Thursday, August 14, 2014

My inner Evel

Deep down inside I've always wanted to be a daredevil. I've wanted to huck myself off of jumps with the hopes of landing and looking cool, but knowing the possibility of crashing and having to suffer the consequences that went along with it, yet still being brave enough to go through with the stunt. I may get injured along the way, but that's a chance you take when you push boundaries and set records. Babes love death defiers and ever since I can remember, I've always been about the babes so you can see my motivation was valid. Unfortunately, my early 20's was when I started to collect my long list of daredevil injuries without actually doing daredevil stuff. Mind you, they all make for great stories and I was doing something fun at the time, but I wasn't jumping 19 cars knowing that if I didn't land I was going to wreck myself or possibly die.

I always feel bad for people that break something slipping on ice or falling in the shower because not only are they laid up for a stupid reason, but they don't even have a cool story to accompany the injury. I kind of felt that way about the end of this video. At the end Evel says, "We have very little choice about our life. The only thing really left is a choice about our death... and mine will be glorious." How bummed do you think he was that after every broken bone he suffered, a liver transplant, and two strokes, what finally killed him at 69 was a combination of diabetes and idiopathic pulmonary fibrosis? After all of that, it was like he fell in the shower. What I admire about Evel was he always got back on the bike. He had failed attempts that resulted in multiple broken broken bones that would leave the average person debilitated for life, but once he "healed" he was back doing what he loved.

My friend, David "Frosty" Frost, had a photography show awhile back at See See Motorcycles called Rise Above about the same thing. It wasn't about Evel Knievel, it was survivor stories about people who suffered substantial injuries due to motorcycle accidents, but continue to ride because their love of the bike was greater than the hardship of their injuries. That's saying a lot seeing as how one rider featured, Richard Jones, lost a leg and another, Chris Gilmer, is now a paraplegic. After his wreck Chris modified his motorcycles to all hand controls and still races. He's an inspiration to anyone who has ever laid the bike down.
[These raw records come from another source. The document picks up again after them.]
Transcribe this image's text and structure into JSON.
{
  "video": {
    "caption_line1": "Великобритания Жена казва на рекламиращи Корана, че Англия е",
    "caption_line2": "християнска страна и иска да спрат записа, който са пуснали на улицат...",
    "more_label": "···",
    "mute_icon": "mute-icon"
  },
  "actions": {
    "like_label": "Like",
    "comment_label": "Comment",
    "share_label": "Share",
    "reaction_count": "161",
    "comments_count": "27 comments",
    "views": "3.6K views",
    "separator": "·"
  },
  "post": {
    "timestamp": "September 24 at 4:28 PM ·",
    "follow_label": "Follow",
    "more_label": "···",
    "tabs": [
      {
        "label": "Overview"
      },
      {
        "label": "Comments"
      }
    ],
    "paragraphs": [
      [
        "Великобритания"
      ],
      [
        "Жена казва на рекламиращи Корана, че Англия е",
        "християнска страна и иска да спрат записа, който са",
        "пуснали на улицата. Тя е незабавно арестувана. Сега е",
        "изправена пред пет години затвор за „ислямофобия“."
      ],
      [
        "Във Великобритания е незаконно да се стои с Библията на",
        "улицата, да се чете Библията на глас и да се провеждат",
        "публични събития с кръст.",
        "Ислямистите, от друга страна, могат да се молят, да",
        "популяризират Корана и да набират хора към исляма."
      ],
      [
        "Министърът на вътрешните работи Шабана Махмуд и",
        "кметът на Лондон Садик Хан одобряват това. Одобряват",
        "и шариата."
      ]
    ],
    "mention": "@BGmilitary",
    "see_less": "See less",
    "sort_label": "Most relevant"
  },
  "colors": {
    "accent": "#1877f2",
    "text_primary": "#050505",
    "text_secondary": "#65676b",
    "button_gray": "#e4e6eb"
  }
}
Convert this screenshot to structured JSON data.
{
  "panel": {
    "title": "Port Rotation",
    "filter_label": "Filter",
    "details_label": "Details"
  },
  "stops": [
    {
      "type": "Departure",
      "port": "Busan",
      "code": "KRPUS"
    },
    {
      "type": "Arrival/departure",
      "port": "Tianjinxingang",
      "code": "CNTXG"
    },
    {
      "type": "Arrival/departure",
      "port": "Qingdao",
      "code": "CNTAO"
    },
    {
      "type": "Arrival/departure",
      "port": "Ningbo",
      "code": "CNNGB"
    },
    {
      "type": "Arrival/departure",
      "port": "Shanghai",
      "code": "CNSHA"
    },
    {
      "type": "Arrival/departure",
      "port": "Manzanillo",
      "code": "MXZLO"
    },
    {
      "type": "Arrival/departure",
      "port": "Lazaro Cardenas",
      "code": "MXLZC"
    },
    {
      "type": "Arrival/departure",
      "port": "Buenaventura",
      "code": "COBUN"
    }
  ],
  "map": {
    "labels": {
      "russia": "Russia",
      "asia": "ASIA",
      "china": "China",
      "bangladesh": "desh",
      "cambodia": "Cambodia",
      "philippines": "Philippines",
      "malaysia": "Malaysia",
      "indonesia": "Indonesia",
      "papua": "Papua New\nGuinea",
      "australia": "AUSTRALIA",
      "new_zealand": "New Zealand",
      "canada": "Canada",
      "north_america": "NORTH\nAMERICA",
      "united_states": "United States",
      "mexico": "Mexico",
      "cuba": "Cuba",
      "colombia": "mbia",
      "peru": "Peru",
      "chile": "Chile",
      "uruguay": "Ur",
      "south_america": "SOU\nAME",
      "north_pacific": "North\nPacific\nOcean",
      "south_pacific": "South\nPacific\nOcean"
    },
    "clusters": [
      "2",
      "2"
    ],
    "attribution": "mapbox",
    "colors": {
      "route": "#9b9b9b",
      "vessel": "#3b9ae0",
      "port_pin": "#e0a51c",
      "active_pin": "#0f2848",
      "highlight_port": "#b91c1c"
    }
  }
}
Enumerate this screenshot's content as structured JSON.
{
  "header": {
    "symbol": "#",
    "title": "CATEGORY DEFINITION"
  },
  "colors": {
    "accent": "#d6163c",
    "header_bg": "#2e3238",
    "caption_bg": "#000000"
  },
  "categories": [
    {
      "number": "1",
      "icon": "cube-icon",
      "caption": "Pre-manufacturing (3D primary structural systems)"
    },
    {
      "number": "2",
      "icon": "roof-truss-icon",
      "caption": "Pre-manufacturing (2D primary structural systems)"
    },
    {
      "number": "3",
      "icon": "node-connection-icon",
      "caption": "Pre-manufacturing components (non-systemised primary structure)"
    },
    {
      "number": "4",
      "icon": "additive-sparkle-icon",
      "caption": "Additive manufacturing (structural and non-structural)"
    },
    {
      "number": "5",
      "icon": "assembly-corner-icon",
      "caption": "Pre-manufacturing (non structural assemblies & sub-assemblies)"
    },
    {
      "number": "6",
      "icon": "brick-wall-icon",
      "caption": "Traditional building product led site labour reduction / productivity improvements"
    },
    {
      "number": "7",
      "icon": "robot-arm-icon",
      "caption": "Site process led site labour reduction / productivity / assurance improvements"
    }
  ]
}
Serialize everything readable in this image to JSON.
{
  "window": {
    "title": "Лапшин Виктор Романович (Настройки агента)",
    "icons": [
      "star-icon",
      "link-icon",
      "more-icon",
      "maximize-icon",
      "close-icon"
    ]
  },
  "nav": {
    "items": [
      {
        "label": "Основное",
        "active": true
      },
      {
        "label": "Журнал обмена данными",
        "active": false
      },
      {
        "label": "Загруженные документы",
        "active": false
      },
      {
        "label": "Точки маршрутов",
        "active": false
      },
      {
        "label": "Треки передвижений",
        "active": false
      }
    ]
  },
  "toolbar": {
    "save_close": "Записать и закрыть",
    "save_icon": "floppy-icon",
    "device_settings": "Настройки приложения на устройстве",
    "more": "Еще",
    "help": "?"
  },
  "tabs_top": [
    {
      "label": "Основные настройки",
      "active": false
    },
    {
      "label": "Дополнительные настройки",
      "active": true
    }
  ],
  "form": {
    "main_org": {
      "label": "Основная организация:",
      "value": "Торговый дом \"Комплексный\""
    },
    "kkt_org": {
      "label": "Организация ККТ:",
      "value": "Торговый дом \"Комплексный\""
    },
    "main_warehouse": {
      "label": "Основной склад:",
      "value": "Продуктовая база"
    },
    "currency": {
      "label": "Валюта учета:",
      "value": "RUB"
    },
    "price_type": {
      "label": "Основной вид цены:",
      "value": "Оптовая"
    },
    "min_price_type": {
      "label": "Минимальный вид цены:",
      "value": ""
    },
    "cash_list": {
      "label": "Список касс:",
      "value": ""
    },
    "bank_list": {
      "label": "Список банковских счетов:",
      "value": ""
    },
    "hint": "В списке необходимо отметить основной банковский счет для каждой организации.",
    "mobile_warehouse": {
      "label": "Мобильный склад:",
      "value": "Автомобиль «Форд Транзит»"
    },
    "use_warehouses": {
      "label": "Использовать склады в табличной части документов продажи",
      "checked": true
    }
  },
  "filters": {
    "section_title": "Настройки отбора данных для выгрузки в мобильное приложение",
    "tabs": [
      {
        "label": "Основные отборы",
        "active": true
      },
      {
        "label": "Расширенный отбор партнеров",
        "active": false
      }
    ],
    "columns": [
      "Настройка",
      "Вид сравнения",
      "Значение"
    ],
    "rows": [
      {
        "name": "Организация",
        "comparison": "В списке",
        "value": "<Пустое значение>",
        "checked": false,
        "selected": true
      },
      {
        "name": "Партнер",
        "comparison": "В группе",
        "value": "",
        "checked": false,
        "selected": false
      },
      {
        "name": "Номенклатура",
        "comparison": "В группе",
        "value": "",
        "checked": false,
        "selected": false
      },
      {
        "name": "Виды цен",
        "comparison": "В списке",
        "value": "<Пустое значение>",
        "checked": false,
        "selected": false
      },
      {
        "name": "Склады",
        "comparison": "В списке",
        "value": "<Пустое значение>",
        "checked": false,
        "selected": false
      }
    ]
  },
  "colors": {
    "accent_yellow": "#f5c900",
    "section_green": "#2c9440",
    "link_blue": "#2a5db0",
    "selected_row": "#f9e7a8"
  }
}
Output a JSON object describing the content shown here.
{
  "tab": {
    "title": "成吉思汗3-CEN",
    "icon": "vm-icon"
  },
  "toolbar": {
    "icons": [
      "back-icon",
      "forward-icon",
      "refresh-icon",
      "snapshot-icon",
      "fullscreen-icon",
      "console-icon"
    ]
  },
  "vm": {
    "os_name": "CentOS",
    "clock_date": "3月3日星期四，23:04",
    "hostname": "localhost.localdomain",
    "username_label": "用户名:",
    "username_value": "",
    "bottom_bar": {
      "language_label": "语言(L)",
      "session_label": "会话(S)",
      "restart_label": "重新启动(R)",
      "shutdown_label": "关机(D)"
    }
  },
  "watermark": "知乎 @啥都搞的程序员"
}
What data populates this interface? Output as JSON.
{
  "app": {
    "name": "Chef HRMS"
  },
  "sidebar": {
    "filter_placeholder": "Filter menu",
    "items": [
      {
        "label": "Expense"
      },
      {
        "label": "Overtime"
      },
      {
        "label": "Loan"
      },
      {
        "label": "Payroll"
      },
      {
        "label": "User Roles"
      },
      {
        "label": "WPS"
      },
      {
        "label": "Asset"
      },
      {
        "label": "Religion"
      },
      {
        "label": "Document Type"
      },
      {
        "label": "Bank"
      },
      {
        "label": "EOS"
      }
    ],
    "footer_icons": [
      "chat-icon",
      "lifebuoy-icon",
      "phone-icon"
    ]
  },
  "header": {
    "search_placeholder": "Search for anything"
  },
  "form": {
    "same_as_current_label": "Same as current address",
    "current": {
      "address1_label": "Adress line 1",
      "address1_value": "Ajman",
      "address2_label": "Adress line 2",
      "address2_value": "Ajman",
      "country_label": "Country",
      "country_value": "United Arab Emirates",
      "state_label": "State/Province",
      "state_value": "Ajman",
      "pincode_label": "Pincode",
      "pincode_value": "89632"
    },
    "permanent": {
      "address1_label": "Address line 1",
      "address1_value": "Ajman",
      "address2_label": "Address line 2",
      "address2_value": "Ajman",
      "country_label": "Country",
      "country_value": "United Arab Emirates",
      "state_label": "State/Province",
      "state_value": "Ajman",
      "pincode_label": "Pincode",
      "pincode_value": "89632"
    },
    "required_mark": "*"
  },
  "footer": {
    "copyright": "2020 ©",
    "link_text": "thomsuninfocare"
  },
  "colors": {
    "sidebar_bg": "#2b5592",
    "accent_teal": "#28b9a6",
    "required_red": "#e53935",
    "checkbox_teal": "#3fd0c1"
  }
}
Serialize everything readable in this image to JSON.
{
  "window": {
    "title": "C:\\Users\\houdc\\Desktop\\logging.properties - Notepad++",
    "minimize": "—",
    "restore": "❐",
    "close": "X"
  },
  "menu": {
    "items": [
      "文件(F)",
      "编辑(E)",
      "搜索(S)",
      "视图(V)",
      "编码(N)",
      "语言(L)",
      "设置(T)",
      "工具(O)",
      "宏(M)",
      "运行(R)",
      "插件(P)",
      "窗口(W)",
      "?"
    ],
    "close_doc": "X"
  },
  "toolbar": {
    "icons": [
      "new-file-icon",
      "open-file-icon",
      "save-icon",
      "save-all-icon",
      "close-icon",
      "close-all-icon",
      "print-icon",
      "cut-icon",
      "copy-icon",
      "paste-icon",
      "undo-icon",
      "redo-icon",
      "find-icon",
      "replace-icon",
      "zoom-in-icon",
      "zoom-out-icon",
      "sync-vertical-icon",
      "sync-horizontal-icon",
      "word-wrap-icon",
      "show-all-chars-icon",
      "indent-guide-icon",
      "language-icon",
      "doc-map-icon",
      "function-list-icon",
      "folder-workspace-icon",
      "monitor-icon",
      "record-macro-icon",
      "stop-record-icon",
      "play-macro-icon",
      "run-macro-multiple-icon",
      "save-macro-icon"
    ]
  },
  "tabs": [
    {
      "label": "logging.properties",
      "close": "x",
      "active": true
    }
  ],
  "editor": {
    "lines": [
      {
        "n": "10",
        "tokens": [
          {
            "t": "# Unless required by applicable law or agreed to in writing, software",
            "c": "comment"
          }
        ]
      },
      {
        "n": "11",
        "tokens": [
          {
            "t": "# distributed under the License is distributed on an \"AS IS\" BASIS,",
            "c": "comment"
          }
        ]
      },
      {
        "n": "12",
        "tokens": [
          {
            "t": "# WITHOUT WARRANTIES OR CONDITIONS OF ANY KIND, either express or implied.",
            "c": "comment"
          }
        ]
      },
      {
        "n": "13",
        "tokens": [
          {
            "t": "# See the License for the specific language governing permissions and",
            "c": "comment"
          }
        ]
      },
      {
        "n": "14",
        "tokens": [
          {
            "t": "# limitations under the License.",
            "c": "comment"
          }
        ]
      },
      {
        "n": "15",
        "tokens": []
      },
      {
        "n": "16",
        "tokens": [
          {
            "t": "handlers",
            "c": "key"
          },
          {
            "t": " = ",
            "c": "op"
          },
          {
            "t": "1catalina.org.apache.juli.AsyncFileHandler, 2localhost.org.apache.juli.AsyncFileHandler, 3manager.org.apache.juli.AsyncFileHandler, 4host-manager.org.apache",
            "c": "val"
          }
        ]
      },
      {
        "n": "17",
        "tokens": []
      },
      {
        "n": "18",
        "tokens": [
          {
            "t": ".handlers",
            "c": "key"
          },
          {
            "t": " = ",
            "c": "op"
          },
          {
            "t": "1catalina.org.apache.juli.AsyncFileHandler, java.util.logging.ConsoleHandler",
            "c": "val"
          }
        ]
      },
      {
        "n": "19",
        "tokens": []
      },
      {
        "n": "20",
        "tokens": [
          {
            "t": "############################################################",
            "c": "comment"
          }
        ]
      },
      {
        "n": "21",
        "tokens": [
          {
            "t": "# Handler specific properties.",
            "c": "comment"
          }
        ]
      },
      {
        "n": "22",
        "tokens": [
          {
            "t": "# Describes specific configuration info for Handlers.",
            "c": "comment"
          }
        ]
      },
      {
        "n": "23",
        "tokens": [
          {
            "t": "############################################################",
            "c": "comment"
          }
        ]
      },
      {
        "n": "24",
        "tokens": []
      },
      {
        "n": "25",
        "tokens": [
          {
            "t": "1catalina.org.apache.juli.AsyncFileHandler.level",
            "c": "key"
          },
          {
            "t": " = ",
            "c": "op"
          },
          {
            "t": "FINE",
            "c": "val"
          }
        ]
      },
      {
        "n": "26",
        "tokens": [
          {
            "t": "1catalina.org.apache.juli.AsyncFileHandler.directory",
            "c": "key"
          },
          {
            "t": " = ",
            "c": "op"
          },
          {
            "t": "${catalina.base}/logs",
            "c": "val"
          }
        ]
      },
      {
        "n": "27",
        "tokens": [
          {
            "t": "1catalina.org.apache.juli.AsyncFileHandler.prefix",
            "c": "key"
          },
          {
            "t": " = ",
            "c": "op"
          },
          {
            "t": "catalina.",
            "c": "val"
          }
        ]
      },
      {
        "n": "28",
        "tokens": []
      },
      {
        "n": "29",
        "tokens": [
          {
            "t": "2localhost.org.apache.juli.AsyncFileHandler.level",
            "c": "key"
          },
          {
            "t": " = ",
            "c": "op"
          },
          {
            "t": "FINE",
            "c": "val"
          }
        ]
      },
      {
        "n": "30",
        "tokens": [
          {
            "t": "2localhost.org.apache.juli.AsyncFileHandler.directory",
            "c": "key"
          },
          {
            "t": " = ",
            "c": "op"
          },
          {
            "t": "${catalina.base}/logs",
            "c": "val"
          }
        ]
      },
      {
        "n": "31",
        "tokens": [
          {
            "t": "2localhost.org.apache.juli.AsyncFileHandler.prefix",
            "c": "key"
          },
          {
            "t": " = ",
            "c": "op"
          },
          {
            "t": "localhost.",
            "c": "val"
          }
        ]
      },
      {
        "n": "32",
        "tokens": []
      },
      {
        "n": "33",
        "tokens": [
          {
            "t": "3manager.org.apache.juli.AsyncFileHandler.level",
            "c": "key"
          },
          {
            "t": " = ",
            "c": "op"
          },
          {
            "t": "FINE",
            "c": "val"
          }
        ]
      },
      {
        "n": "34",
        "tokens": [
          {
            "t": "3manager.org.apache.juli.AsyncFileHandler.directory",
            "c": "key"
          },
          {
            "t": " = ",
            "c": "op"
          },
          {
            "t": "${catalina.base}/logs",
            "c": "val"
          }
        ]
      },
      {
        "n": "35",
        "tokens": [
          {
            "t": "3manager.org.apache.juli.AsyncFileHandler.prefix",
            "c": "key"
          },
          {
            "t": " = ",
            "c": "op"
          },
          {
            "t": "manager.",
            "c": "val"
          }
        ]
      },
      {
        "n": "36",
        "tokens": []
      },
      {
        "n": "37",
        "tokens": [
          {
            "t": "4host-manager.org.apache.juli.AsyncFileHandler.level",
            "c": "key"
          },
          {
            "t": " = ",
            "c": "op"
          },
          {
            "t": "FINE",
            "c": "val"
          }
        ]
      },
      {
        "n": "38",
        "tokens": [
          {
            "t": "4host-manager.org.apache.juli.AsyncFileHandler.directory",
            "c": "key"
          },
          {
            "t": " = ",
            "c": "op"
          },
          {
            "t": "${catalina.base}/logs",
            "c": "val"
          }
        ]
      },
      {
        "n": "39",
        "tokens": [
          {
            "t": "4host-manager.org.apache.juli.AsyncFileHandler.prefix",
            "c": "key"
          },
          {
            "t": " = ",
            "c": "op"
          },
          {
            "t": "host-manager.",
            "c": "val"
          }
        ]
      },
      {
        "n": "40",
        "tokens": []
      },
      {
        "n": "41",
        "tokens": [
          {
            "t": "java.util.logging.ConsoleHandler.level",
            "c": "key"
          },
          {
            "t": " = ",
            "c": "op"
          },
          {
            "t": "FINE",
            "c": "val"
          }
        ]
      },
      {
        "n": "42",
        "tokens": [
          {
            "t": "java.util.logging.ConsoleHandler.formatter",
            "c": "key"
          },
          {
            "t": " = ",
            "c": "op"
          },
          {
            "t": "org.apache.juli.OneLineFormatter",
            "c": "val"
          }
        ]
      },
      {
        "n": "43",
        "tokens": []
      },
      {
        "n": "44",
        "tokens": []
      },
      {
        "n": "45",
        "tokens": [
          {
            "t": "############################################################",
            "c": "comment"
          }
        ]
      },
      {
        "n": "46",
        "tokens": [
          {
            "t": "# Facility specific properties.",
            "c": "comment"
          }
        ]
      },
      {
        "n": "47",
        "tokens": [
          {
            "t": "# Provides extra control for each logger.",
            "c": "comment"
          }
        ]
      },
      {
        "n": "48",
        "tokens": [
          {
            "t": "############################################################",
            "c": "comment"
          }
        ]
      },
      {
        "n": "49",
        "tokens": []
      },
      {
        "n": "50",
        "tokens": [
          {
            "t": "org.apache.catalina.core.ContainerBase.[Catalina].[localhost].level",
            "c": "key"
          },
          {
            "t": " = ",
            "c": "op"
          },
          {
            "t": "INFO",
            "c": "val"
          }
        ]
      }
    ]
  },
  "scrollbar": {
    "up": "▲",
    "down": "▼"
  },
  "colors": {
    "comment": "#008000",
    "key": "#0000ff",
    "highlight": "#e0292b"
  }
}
Frosty asked me if I would share my own story for the blog and if I was interested in being featured in the show. He's a good friend of mine so I was down to be part of his project. The weird thing was, a couple of days after I agreed to be in the show my artificial knuckle I had from a motorcycle accident 11 years ago broke. I was back in the doctor's office preparing for my 6th hand surgery and reliving the accident I was in when I was 23 all over again. If you know math, here is where you figure out how old I am.

I've not only had several hand and hip surgeries from that one wreck, I've also been in plenty other accidents which resulted in surgery, so this was old hat for me and I found myself in a very familiar place having very familiar conversations. I picked my hand surgeon for a couple of reasons. 1) because his last name is Buehler and I love the movie "Ferris Bueller's Day Off" and 2) because he is not known for his bedside manor. That's what I wanted. I wanted a surgeon who wouldn't sugar coat my situation and who will just tell me flat out what's up. That's exactly what I got and he was awesome.
Frosty took this picture of me in Dr. Buehler's office and while he was there collecting possible content for the show, Dr. Buehler thought he was there because he was my husband. We had a good laugh about it and just played along. 
You can clearly see why he was mistaken for my husband. We are like peas in a pod.

These are the pictures Frosty used of me in the show with my father's bike and jacket. My pops died in a car accident earlier that year. I inherited his bike and was in the process of getting it dialed in.
Check out my story HERE

Since my prothetic knuckle broke and replacing it again wasn't an option, my doctor fused it with bone from my hip he took from the side without the giant scar. I brought in a grip to ensure whatever angle we went with I could still ride my bicycle and motorcycle. Since there was no more knuckle, my finger would remain in a fixed position.
The result, although looked gnarly, was successful and after a few months of healing I was still able to do what I love most. Because of modern medicine I am able to ride, but because of my undying love for the bike I still have the desire and passion to ride. That makes me more like Evel Knievel than taking any sweet jump out there.

No comments:

Post a Comment